A paid government informant who infiltrated a group of men accused of plotting an attack on soldiers at a New Jersey military installation was an Egyptian national on probation for bank fraud, an attorney in the case said Tuesday.
Less than two weeks after 38-year-old Mahmoud Omar was taken off probation and free to leave the United States, the FBI arrested the men who came to be known as the Fort Dix Six for allegedly planning to attack Fort Dix.
Until Tuesday, Omar was publicly known in court records only as CW-1 — for Cooperating Witness No. 1 — an Egyptian man older than the plot suspects who had been helpful to federal authorities in the past. A second paid informant remains unidentified.
The actions of CW-1 have raised questions of whether the government crossed the line and pushed the six men down a path they would not have otherwise followed.
During a court proceeding Tuesday, defense lawyer Michael Huff said that CW-1 was named Mahmoud Omar, and that on one tape he made for the government, Omar mentioned he was on probation.
‘Some credibility questions’
Huff asked U.S. District Judge Robert Kugler to require the government to hand over additional details about why Omar was on probation. Kugler said the defense would get that information well before a trial.
Troy Archie, another defense lawyer, said he believes Omar was the informant and said Omar also helped authorities in the bank fraud case in 2001 that landed him on probation.
"He's a paid informant," Archie said. "There are some credibility questions ... coupled with the financial."
Greg Reinert, a spokesman for the U.S. attorney's office, would not confirm whether Omar was the informant.
According to court documents, CW-1 railed against the United States, helped scout out military installations for attack, offered to introduce his comrades to an arms dealer, and gave them a list of weapons he could procure, including machine guns and rocket-propelled grenades.
The Fort Dix Six were arrested in May after a 15-month FBI investigation that relied heavily on two paid informants who secretly recorded meetings and telephone conversations in which the suspects talked of killing "in the name of Allah."
Accused face life in prison
Prosecutors portrayed the six foreign-born men — Serdar Tatar, 23; Agron Abdullahu, 24; Mohamad Ibrahim Shnewer, 22; Dritan "Anthony" or "Tony" Duka, 28; Shain Duka, 26; and Eljvir "Elvis" Duka, 23 — as driven by hatred of America, a description disputed by relatives and acquaintances.
Five of them face life in prison if convicted of conspiring to murder military personnel; Abdullahu pleaded guilty last month to conspiring to provide weapons to the group and faces as many as five years in prison when he is sentenced Feb. 6.
Government lawyers said Tuesday that they plan to add weapons charges against some of the men.
Court records show a man named Mahmoud Omar to be one of five men indicted in June 2001 and charged with a bank fraud.
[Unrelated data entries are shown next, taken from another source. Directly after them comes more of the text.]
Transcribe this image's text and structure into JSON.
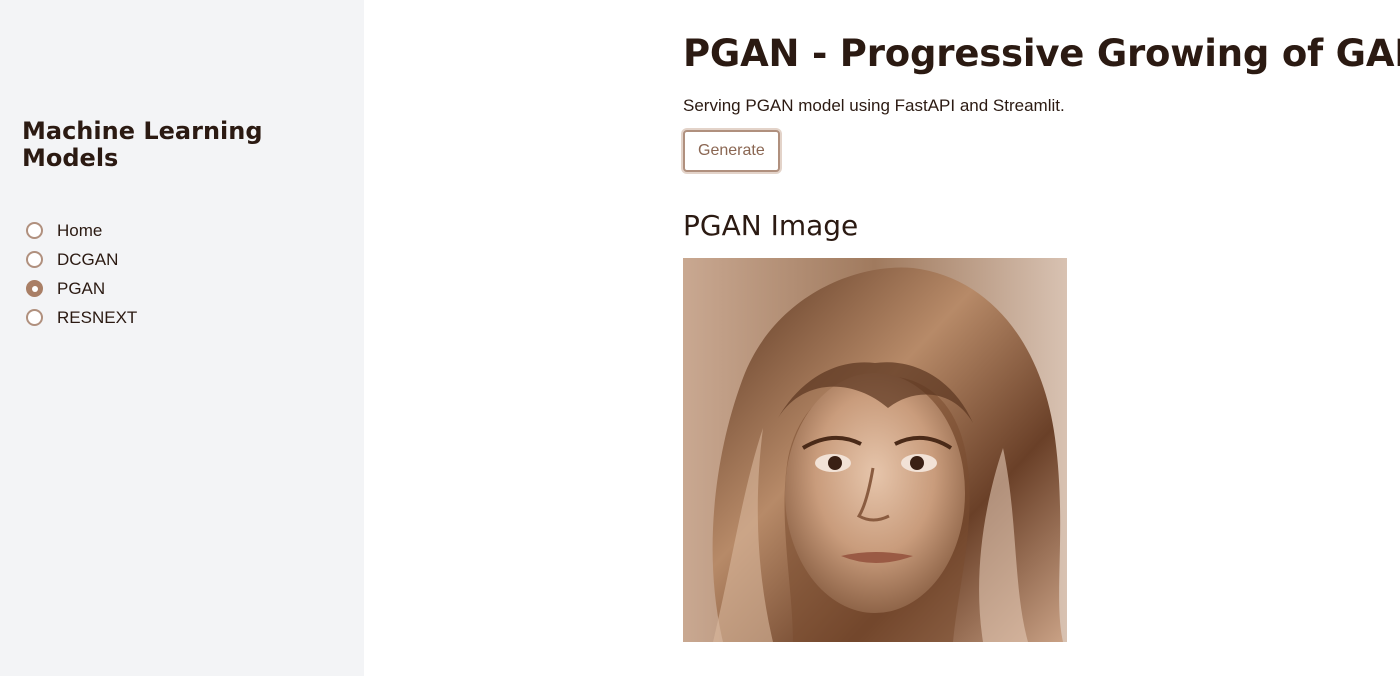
{
  "sidebar": {
    "title": "Machine Learning Models",
    "nav_options": [
      {
        "label": "Home",
        "selected": false
      },
      {
        "label": "DCGAN",
        "selected": false
      },
      {
        "label": "PGAN",
        "selected": true
      },
      {
        "label": "RESNEXT",
        "selected": false
      }
    ]
  },
  "main": {
    "title": "PGAN - Progressive Growing of GANS",
    "description": "Serving PGAN model using FastAPI and Streamlit.",
    "generate_label": "Generate",
    "image_heading": "PGAN Image"
  },
  "colors": {
    "accent": "#a97f66",
    "text": "#2b1a12",
    "sidebar_bg": "#f3f4f6"
  }
}
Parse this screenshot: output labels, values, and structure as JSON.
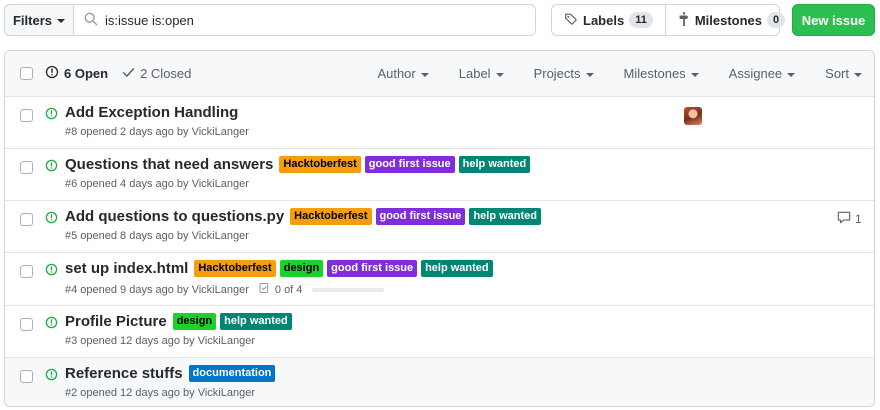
{
  "toolbar": {
    "filters_label": "Filters",
    "search_value": "is:issue is:open",
    "labels_label": "Labels",
    "labels_count": "11",
    "milestones_label": "Milestones",
    "milestones_count": "0",
    "new_issue_label": "New issue",
    "new_issue_color": "#2cbe4e"
  },
  "header": {
    "open_label": "6 Open",
    "closed_label": "2 Closed",
    "filters": [
      "Author",
      "Label",
      "Projects",
      "Milestones",
      "Assignee",
      "Sort"
    ]
  },
  "label_colors": {
    "Hacktoberfest": {
      "bg": "#f59d0c",
      "fg": "#000000"
    },
    "good first issue": {
      "bg": "#7e2fdb",
      "fg": "#ffffff"
    },
    "help wanted": {
      "bg": "#008672",
      "fg": "#ffffff"
    },
    "design": {
      "bg": "#1bd12b",
      "fg": "#000000"
    },
    "documentation": {
      "bg": "#0075ca",
      "fg": "#ffffff"
    }
  },
  "issues": [
    {
      "title": "Add Exception Handling",
      "meta": "#8 opened 2 days ago by VickiLanger",
      "labels": [],
      "avatar": "avatar-icon"
    },
    {
      "title": "Questions that need answers",
      "meta": "#6 opened 4 days ago by VickiLanger",
      "labels": [
        "Hacktoberfest",
        "good first issue",
        "help wanted"
      ]
    },
    {
      "title": "Add questions to questions.py",
      "meta": "#5 opened 8 days ago by VickiLanger",
      "labels": [
        "Hacktoberfest",
        "good first issue",
        "help wanted"
      ],
      "comments": "1"
    },
    {
      "title": "set up index.html",
      "meta": "#4 opened 9 days ago by VickiLanger",
      "labels": [
        "Hacktoberfest",
        "design",
        "good first issue",
        "help wanted"
      ],
      "tasks": "0 of 4",
      "tasks_progress": 0
    },
    {
      "title": "Profile Picture",
      "meta": "#3 opened 12 days ago by VickiLanger",
      "labels": [
        "design",
        "help wanted"
      ]
    },
    {
      "title": "Reference stuffs",
      "meta": "#2 opened 12 days ago by VickiLanger",
      "labels": [
        "documentation"
      ],
      "hover": true
    }
  ]
}
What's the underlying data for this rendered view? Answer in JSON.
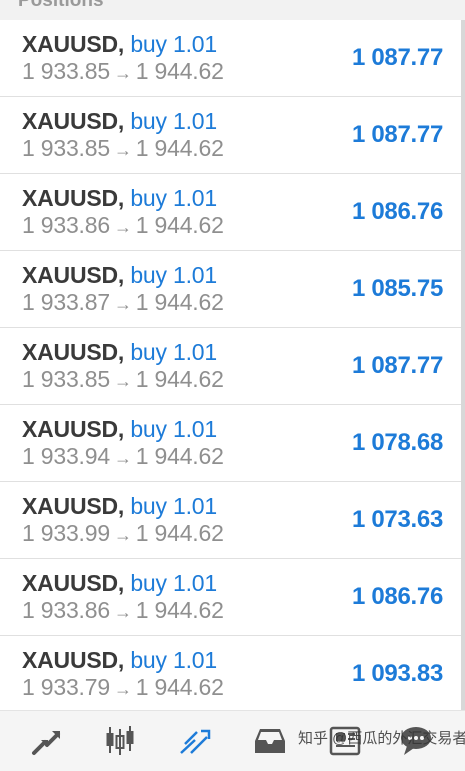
{
  "header": {
    "title": "Positions"
  },
  "positions": [
    {
      "symbol": "XAUUSD,",
      "direction": "buy",
      "volume": "1.01",
      "open_price": "1 933.85",
      "arrow": "→",
      "current_price": "1 944.62",
      "profit": "1 087.77"
    },
    {
      "symbol": "XAUUSD,",
      "direction": "buy",
      "volume": "1.01",
      "open_price": "1 933.85",
      "arrow": "→",
      "current_price": "1 944.62",
      "profit": "1 087.77"
    },
    {
      "symbol": "XAUUSD,",
      "direction": "buy",
      "volume": "1.01",
      "open_price": "1 933.86",
      "arrow": "→",
      "current_price": "1 944.62",
      "profit": "1 086.76"
    },
    {
      "symbol": "XAUUSD,",
      "direction": "buy",
      "volume": "1.01",
      "open_price": "1 933.87",
      "arrow": "→",
      "current_price": "1 944.62",
      "profit": "1 085.75"
    },
    {
      "symbol": "XAUUSD,",
      "direction": "buy",
      "volume": "1.01",
      "open_price": "1 933.85",
      "arrow": "→",
      "current_price": "1 944.62",
      "profit": "1 087.77"
    },
    {
      "symbol": "XAUUSD,",
      "direction": "buy",
      "volume": "1.01",
      "open_price": "1 933.94",
      "arrow": "→",
      "current_price": "1 944.62",
      "profit": "1 078.68"
    },
    {
      "symbol": "XAUUSD,",
      "direction": "buy",
      "volume": "1.01",
      "open_price": "1 933.99",
      "arrow": "→",
      "current_price": "1 944.62",
      "profit": "1 073.63"
    },
    {
      "symbol": "XAUUSD,",
      "direction": "buy",
      "volume": "1.01",
      "open_price": "1 933.86",
      "arrow": "→",
      "current_price": "1 944.62",
      "profit": "1 086.76"
    },
    {
      "symbol": "XAUUSD,",
      "direction": "buy",
      "volume": "1.01",
      "open_price": "1 933.79",
      "arrow": "→",
      "current_price": "1 944.62",
      "profit": "1 093.83"
    }
  ],
  "bottom_nav": [
    {
      "icon": "quotes-icon",
      "active": false
    },
    {
      "icon": "chart-candles-icon",
      "active": false
    },
    {
      "icon": "trade-icon",
      "active": true
    },
    {
      "icon": "history-inbox-icon",
      "active": false
    },
    {
      "icon": "news-icon",
      "active": false
    },
    {
      "icon": "messages-icon",
      "active": false
    }
  ],
  "watermark": "知乎 @西瓜的外汇交易者",
  "colors": {
    "accent": "#1d7bd8",
    "symbol": "#3a3a3a",
    "price": "#8f8f8f",
    "icon": "#555555"
  }
}
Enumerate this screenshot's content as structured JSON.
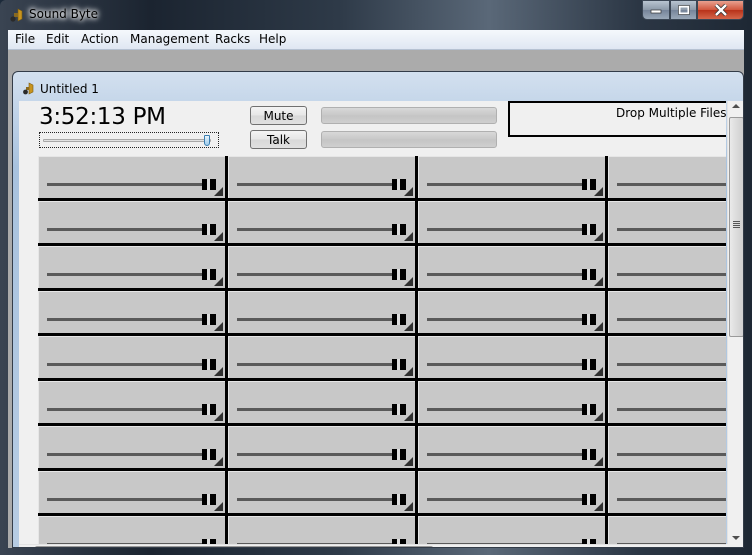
{
  "window": {
    "title": "Sound Byte",
    "icon": "gramophone-icon",
    "controls": [
      "minimize",
      "maximize",
      "close"
    ]
  },
  "menubar": {
    "items": [
      {
        "label": "File"
      },
      {
        "label": "Edit"
      },
      {
        "label": "Action"
      },
      {
        "label": "Management"
      },
      {
        "label": "Racks"
      },
      {
        "label": "Help"
      }
    ]
  },
  "document": {
    "title": "Untitled 1",
    "icon": "gramophone-icon",
    "clock": "3:52:13 PM",
    "master_volume_fraction": 1.0,
    "mute_label": "Mute",
    "talk_label": "Talk",
    "meters": [
      {
        "name": "level-meter-1",
        "level": 0
      },
      {
        "name": "level-meter-2",
        "level": 0
      }
    ],
    "drop_zone_text": "Drop Multiple Files H",
    "grid": {
      "visible_rows": 9,
      "visible_columns": 4,
      "cell_volume_fraction": 1.0
    },
    "colors": {
      "cell_bg": "#c8c8c8",
      "cell_border": "#000000",
      "track": "#5a5a5a",
      "client_bg": "#f0f0f0"
    }
  }
}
The scheme centered on the men opening bank accounts around Pennsylvania, depositing counterfeit checks, and cashing them before the banks caught on.
Within three months of his arrest, Omar had accepted a plea deal and admitted to making $9,550 in the scheme. Though bank fraud carries a maximum penalty of 30 years in prison, Omar agreed to help authorities in the case and was sentenced to only six months in prison, court records show.
In testifying against the bank fraud ringleader, Omar acknowledged that he double-crossed him in agreeing to split proceeds of the fraud with him — something he never did.
Omar moved to Paulsboro, N.J., in 2005, court records show. Phone numbers for Omar at listings in Paulsboro and Burlington City were disconnected Tuesday.
Suspects seek access to evidence
Omar's probation ended April 19. The suspects were arrested May 7 — some while allegedly trying to buy weapons to carry out an attack.
No attack was ever staged on Fort Dix, which is being used largely to train reservists bound for Iraq.
In legal papers filed over the past week, the five still facing charges asked to be moved from a high-security unit in the federal detention center they are being held in Philadelphia. They claim they are being denied adequate access to review evidence against them to help their attorneys prepare for trial, scheduled for March 24.
Kugler scheduled a Dec. 20 hearing at which lawyers can make their case for bail. He said he could also consider an arrangement in which the men could be taken to their lawyers' offices during the day to review material in the case.